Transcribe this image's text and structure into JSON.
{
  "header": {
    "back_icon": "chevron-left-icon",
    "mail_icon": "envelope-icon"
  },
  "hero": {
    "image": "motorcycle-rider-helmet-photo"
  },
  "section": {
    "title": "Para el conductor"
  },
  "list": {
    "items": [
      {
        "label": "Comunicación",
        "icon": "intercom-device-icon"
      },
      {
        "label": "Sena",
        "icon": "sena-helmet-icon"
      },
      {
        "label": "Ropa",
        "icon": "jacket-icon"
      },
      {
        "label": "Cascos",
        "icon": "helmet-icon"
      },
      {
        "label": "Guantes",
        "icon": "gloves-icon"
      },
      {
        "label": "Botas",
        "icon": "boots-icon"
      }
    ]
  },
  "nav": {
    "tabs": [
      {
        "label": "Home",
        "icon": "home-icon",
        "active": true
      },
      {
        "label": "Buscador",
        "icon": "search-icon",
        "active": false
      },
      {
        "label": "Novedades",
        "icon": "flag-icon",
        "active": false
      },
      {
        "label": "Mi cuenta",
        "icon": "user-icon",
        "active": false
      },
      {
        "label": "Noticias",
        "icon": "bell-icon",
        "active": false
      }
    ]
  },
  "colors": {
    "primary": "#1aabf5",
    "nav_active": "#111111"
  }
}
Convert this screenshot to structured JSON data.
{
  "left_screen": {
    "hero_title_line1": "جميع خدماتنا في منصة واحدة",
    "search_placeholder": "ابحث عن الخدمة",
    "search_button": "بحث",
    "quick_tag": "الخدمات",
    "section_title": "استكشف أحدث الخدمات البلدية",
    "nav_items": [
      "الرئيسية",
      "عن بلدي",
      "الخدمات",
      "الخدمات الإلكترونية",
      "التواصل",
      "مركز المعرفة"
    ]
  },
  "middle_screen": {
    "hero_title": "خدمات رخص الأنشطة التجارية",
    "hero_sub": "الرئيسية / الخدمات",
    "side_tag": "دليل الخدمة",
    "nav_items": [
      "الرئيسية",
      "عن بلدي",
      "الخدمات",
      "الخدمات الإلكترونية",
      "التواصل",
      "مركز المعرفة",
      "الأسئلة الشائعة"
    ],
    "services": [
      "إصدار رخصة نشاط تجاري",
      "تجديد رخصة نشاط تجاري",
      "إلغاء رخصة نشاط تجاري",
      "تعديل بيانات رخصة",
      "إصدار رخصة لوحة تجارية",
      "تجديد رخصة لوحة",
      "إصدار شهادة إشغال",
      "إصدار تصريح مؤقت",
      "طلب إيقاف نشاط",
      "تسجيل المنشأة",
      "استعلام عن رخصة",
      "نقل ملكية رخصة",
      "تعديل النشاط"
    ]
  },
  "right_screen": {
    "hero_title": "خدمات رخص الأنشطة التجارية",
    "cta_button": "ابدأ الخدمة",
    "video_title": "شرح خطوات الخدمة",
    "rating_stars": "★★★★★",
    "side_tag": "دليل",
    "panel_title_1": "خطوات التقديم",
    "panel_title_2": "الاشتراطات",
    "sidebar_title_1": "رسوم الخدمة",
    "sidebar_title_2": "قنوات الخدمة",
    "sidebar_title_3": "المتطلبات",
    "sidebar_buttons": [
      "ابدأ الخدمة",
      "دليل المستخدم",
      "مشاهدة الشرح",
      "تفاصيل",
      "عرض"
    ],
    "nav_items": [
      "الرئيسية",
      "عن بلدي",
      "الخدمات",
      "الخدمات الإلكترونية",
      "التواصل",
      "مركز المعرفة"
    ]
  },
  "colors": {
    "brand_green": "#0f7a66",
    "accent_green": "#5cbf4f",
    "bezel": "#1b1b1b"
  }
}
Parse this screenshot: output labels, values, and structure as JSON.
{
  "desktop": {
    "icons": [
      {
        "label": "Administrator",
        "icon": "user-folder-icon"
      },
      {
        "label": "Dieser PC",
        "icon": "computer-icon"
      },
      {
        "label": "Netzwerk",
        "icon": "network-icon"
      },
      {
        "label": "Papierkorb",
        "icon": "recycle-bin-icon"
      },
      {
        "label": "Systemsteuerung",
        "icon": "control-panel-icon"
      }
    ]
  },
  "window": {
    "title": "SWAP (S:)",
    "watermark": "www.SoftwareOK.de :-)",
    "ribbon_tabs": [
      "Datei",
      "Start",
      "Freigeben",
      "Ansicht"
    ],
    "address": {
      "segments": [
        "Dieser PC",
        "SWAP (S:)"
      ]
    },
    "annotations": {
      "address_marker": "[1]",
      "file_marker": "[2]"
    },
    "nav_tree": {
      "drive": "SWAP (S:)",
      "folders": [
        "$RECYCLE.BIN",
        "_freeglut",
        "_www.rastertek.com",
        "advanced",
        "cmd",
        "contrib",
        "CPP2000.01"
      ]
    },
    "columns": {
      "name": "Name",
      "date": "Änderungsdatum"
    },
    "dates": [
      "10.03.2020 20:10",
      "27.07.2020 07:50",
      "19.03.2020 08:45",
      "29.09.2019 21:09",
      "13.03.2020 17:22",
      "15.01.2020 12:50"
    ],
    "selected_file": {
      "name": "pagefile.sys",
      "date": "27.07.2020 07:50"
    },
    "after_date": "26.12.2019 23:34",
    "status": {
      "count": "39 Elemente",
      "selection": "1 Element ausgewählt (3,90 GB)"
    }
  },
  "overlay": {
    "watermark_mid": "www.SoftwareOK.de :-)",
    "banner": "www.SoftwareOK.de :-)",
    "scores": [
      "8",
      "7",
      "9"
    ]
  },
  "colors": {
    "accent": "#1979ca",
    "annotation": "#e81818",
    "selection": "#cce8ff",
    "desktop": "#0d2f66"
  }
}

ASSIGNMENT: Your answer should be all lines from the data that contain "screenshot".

PROBLEM SOLUTION:
Convert this screenshot to structured JSON data.
Parse this screenshot: output labels, values, and structure as JSON.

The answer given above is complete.